You can find a huge variety of used cookbooks at Kitchen Witch in New Orleans, where I’m a regular customer. It has many New Orleans themed cookbooks, but its international section is a particular highlight.
I’ve purchased everything from obscure French household guides to the first entertaining book published by Prue Leith, the author and judge on The Great British Baking Show.
As I learned when I visited a session of Antiques Roadshow in 2017, cookbooks are a popular category for collectors. Pamphlets and books on unusual cuisine are especially good purchases, according to appraiser Ken Gloss from Boston’s Brattle Book Shop.
One popular concept in cookbook focused bookstores is to combine book sales with author demonstrations.
That’s a specialty at Read It & Eat, a shop in Chicago’s Lincoln Park neighborhood. The bookstore, which is four years old, has long shelves of cookbooks from around the world, and a test kitchen where recipes from the cookbooks are tried out.
On March 14, for example, Read It & Eat will host a Pi(e) Day baking class (3/14, get it?) that will include four different types of recipes and instructions.
Books and events are also a highlight at Book Larder in Seattle, which opened in 2011. Owner Lara Hamilton told Publisher’s Weekly that 2018 was her best sales year yet.
She credited the uptick in people eating and entertaining at home, which market research from the NDP Group supports.

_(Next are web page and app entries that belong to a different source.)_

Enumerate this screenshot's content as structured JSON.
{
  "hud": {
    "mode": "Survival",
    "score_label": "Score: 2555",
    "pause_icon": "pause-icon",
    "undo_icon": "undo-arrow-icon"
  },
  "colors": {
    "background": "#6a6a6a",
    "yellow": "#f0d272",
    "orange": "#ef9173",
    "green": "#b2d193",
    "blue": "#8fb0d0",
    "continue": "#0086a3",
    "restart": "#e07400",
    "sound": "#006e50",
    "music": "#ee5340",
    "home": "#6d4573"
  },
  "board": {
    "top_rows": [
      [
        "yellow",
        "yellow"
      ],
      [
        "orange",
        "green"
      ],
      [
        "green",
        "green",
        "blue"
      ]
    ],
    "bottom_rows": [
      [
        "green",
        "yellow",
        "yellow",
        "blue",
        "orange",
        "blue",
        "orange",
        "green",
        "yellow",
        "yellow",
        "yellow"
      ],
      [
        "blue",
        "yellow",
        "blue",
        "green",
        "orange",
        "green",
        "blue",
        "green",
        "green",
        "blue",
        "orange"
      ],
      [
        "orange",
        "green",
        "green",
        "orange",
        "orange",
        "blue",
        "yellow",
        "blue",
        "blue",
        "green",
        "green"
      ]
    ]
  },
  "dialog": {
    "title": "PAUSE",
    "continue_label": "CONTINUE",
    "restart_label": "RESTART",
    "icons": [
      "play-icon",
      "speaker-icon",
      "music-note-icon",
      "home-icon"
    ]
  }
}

And, Hamilton said that cookbooks have one big advantage over those styled food photos that readers might spot on Instagram. “Recipes in cookbooks are reliable. It’s what keeps us in business,” she said.
March 10, 2019 at 03:32PM
Forbes – Entrepreneurs